### TO DO
Scan the listing below and copy every line holding "emoji".

### RECORDS SHOWN
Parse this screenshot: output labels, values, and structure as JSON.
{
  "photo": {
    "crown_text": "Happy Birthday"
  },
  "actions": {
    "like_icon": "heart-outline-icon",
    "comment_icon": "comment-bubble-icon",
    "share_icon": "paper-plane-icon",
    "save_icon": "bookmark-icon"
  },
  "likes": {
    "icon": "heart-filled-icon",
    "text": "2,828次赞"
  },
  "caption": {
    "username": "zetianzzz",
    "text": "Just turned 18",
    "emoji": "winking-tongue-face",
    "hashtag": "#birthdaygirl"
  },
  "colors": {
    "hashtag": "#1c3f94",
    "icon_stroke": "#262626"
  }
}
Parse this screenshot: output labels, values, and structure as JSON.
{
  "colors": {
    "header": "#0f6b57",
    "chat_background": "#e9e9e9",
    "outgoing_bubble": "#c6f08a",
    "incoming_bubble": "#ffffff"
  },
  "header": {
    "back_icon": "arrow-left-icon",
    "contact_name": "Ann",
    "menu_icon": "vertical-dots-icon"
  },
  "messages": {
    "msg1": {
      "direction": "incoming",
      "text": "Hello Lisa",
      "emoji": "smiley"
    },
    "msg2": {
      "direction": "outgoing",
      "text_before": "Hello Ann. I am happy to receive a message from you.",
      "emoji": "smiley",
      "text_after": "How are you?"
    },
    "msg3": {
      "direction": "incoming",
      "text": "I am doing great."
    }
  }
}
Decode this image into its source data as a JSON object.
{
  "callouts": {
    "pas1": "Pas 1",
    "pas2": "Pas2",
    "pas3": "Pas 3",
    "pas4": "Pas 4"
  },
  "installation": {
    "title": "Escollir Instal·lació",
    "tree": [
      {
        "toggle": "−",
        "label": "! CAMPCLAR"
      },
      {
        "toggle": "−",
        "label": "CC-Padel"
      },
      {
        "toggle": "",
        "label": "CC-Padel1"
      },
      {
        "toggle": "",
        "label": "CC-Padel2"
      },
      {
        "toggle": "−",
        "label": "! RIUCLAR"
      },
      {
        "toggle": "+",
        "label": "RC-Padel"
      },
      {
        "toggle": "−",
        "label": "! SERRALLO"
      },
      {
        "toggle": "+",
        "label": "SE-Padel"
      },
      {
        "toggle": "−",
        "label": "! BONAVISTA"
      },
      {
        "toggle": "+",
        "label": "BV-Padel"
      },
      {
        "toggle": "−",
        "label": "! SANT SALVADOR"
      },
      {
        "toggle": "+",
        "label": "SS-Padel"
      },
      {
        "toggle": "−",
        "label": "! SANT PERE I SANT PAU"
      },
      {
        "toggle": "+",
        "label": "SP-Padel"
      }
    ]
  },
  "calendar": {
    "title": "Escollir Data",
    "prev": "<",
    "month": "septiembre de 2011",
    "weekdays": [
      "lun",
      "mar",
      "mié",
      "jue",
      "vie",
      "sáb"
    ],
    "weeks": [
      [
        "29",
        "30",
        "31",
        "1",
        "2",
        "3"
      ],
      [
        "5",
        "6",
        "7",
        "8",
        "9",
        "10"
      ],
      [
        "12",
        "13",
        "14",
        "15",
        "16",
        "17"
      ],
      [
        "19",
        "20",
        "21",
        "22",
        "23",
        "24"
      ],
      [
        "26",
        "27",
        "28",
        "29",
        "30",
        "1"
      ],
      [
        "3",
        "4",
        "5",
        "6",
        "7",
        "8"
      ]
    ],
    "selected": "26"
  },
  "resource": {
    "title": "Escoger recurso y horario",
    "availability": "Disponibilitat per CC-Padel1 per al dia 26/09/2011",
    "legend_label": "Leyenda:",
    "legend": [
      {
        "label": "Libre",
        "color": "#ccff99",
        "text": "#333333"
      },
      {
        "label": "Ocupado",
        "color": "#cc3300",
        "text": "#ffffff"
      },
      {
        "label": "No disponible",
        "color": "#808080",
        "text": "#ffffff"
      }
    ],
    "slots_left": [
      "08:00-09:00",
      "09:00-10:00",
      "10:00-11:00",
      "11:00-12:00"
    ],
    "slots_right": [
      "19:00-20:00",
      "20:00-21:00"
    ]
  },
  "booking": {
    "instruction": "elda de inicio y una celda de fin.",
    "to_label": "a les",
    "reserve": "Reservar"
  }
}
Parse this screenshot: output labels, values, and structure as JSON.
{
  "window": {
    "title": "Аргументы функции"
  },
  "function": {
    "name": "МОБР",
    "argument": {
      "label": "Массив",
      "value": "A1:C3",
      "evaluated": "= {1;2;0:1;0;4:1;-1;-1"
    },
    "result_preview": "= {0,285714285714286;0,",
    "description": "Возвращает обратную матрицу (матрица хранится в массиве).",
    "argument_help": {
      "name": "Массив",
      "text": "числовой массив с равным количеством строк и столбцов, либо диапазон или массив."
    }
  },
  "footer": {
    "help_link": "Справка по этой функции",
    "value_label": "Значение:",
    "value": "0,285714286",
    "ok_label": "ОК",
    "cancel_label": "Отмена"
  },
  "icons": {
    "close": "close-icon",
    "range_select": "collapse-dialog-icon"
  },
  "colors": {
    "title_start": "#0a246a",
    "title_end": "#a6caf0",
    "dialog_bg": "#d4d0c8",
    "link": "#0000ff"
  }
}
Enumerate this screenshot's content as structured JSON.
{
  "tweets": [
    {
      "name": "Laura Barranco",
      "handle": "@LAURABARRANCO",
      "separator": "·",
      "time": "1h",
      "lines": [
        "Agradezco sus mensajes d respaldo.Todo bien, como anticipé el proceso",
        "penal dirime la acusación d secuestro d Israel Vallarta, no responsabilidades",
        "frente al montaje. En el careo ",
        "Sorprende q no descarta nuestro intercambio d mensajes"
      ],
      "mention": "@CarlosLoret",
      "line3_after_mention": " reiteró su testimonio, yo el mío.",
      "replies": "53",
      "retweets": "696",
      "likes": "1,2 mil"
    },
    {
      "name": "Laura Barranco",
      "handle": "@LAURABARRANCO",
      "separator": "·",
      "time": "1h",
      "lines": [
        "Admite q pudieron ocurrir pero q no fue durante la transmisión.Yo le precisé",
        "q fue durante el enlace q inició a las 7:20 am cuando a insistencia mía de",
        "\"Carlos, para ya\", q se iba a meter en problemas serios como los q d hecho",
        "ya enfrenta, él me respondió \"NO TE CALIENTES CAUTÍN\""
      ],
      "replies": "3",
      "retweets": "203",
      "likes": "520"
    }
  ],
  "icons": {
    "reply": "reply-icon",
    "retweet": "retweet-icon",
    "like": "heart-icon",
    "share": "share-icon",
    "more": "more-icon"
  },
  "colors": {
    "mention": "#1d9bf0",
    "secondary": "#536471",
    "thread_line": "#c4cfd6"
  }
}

### SOLUTION
    "emoji": "winking-tongue-face",
      "emoji": "smiley"
      "emoji": "smiley",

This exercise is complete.